Whenever someone thinks of sparkling wine, the Champagne region of France comes to mind. That’s a given.
But as it turns out – I strongly dislike champagne.
Needless to say that I was less than enthused by the idea of visiting a cellar. This is Germany, I thought, why would I choose to visit a cellar over a brewery? Nevertheless, I was under contract, and I didn’t have much say in it. I made my way to Kessler, mumbling against the tourist office, trying not to think about how ridiculous I was being.
And then, as I entered the cellar’s shop, I shut up. I stared in awe. I listened. And I fell in love.
Kessler Esslingen – A Bit of History
While one would think that a sparkling wine cellar in southern Germany wouldn’t have anything to do with the champagne region in France, facts say otherwise. Christian von Kessler actually moved to Reims in the early 1800s, and quickly learned the art of champagne-making by becoming a clerk in a local factory – which turned out to be none other than Veuve Cliquot. Go big or go home, as they say. After working there for a few years, he eventually got promoted to the executive board, and propelled Veuve Cliquot to the prestigious and internationally acclaimed brand it is today.
Kessler’s hopes of taking over the business were crushed when, in a surprising turn of events, he decided to leave Reims and move back to his hometown, Esslingen am Neckar, to create his own sparking wine. Talk about entrepreneurship!
Within the first ten years in business, Kessler had already sold half a million bottles, and was already exporting to the US, Russia and Britain, as well as supplying the Royal Court of Württemberg. He then bought a cellar in the Speyrer Pfleghof, one of the many medieval houses in the heart of the village, which is still where the wines are produced today.
Nowadays, Kessler is the official supplier of the Government of Germany, and still produce their sparkling wine with the same traditions as the Veuve Cliquot house, and presumably, the same passion.
Kessler Esslingen – In Photos

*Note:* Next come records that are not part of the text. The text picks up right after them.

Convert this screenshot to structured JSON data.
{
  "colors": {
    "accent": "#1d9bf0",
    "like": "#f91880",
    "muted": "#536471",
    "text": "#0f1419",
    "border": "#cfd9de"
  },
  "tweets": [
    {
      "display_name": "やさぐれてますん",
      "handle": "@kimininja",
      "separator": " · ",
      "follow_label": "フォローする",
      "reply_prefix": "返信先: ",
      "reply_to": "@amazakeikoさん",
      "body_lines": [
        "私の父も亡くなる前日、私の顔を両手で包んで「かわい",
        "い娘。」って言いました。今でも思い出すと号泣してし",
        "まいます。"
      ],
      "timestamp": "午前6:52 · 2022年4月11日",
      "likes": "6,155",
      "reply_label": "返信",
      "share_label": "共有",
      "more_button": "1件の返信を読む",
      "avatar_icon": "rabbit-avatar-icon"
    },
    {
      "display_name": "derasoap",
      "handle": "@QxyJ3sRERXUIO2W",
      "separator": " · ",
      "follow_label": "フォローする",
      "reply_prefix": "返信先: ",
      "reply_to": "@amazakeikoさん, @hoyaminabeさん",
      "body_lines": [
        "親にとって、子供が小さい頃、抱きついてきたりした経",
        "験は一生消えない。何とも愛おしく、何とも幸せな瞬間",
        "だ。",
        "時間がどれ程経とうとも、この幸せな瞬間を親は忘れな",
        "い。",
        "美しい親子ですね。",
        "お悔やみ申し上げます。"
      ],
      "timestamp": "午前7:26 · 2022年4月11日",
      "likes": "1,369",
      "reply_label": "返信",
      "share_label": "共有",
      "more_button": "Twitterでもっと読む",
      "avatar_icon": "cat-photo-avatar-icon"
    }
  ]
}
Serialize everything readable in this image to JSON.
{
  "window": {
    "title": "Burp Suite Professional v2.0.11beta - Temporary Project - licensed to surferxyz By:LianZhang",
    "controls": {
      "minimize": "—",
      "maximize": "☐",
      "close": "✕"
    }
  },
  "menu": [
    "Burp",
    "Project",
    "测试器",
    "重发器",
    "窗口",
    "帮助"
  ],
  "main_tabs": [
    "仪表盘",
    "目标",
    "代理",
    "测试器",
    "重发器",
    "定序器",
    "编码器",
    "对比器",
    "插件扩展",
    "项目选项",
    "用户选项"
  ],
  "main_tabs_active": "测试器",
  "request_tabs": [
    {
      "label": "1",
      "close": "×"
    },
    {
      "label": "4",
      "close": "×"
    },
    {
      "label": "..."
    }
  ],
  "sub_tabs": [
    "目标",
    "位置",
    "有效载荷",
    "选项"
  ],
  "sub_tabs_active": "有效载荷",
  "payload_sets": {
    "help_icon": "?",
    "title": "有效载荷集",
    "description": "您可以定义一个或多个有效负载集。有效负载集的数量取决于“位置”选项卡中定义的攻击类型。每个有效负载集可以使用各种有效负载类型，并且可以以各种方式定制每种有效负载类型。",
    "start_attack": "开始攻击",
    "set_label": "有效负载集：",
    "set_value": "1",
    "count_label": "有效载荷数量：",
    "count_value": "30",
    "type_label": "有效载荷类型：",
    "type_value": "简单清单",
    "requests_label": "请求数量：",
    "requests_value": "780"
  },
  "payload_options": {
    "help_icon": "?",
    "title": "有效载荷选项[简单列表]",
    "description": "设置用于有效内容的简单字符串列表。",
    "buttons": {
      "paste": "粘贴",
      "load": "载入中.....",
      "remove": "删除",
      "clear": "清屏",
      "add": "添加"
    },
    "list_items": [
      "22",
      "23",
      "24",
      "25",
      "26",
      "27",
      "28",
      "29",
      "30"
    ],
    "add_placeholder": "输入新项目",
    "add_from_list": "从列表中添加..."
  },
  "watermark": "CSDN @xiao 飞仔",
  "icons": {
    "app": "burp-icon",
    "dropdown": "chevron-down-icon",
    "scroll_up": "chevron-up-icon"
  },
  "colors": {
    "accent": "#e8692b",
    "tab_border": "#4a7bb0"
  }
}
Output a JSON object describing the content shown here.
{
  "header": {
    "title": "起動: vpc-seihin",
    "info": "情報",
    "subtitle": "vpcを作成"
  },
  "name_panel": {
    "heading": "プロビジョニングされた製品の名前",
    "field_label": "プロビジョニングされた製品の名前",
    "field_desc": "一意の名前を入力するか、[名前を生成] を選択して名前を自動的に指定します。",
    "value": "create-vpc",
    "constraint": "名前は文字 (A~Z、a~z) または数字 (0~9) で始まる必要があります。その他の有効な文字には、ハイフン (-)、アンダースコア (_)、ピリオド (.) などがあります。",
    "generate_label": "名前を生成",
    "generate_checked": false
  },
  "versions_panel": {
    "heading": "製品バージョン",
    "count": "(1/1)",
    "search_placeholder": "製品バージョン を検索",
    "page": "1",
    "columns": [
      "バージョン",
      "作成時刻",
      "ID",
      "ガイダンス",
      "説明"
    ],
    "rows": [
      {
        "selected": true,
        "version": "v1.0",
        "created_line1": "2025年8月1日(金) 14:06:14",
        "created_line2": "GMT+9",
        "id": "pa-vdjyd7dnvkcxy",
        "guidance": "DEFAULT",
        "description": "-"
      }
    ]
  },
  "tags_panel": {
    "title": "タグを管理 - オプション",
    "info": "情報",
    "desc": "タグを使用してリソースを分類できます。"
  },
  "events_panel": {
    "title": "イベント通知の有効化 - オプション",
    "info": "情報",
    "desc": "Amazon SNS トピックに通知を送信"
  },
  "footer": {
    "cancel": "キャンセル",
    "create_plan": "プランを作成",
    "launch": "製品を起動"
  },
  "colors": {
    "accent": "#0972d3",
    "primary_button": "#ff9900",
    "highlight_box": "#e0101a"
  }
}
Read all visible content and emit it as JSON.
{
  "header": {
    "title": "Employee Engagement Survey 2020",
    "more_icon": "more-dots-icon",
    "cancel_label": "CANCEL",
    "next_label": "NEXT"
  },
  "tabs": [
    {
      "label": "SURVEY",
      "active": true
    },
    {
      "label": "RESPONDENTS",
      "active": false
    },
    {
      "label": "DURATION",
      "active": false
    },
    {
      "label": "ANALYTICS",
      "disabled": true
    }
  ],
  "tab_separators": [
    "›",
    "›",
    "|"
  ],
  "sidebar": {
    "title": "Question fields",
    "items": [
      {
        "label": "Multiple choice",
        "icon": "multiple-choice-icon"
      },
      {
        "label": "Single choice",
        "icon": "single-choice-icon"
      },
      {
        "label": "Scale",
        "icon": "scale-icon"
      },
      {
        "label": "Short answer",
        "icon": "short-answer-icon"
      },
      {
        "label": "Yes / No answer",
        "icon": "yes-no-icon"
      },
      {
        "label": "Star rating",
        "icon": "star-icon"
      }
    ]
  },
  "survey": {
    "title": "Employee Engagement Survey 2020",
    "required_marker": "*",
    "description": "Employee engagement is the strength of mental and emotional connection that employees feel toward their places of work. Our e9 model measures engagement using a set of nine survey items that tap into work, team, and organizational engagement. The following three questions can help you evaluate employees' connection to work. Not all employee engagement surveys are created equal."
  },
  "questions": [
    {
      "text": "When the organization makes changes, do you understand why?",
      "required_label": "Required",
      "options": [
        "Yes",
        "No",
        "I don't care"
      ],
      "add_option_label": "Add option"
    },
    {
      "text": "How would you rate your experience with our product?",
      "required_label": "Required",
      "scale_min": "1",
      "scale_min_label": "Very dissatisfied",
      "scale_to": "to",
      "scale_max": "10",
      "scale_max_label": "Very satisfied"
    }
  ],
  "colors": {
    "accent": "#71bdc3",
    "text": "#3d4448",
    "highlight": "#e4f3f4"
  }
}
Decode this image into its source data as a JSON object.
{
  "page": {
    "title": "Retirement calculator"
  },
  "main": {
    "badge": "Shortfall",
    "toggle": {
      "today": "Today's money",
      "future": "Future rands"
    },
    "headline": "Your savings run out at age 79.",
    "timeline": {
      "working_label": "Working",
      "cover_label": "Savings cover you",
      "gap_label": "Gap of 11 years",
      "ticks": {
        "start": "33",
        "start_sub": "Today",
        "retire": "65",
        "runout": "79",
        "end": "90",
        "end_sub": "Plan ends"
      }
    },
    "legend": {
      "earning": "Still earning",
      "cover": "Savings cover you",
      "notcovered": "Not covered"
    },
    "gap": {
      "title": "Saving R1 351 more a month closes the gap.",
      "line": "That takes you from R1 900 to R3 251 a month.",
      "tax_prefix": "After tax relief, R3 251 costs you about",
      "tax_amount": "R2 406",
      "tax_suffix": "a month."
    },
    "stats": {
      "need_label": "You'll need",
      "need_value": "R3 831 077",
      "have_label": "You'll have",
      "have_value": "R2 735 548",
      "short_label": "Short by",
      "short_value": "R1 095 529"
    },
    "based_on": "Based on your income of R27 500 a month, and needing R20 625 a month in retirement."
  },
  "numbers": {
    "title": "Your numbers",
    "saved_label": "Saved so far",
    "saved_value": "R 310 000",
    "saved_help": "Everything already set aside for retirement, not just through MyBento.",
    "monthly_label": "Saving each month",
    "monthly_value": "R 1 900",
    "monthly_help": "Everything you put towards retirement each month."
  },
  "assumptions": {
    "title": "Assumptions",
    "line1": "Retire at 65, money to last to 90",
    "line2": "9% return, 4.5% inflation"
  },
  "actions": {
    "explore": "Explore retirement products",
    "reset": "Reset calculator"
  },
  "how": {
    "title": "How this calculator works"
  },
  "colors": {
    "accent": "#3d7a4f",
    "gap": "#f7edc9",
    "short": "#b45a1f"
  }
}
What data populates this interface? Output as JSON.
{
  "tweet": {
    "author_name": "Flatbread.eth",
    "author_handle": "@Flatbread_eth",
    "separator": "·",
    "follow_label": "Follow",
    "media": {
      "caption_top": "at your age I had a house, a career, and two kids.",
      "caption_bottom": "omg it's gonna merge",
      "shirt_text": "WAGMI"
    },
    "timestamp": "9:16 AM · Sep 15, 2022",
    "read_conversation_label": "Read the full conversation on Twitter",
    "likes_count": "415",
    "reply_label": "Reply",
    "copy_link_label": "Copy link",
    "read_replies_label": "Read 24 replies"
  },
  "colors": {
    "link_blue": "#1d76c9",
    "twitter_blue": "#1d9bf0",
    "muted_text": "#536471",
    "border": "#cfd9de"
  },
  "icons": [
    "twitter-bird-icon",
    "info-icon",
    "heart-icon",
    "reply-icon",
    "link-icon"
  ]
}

As it turns out, a wine cellar as ancient as Kessler is incredibly photogenic. And you remember by inability to make efficient decisions when it comes to photography – especially in such a charming, historical place that is jut begging to be photographed, from the tasting room upstairs to the vaulted cellar to the stocking rooms. Enjoy!
To be completely honest, I didn’t expect much from my visit.
I am not usually one for guided tours and I thought I’d had my share of cellars and wine, after living in France for so long. But I couldn’t have been more wrong. The visit was indisputably of my favorite experiences in all of my time in Europe, and no, I do not say this lightly.
The employees are truly passionate about their product, and want to pass on this passion to every customer and taster. And I have to say, mission accomplished. I even took a liking to champagne after learning about the different production stages, and tasting authentic, high-quality products.
Moreover, the cellars are ancient, magnificent, and utterly captivating. The many different flavors make the tasting session all the more delightful. The rosé was my favorite! And, of course, Esslingen is a gorgeous medieval village that just couldn’t get more picturesque.
For all these reasons, I will forever cherish the memories I have of the Kessler cellar.
Kessler Esslingen – Good To Know:
- Visit last around 1.5 hours and will take you through every production stage of the sparkling wine.
- Every visit includes a tasting session of 3 different sparkling wines.
- Individual visits cost €11 per peron.
- Tours are scheduled on every Saturday at 1:30PM and once a month on weekdays. More info on the website (which is only in German, but Google Translate does a fine job in translating everything to English).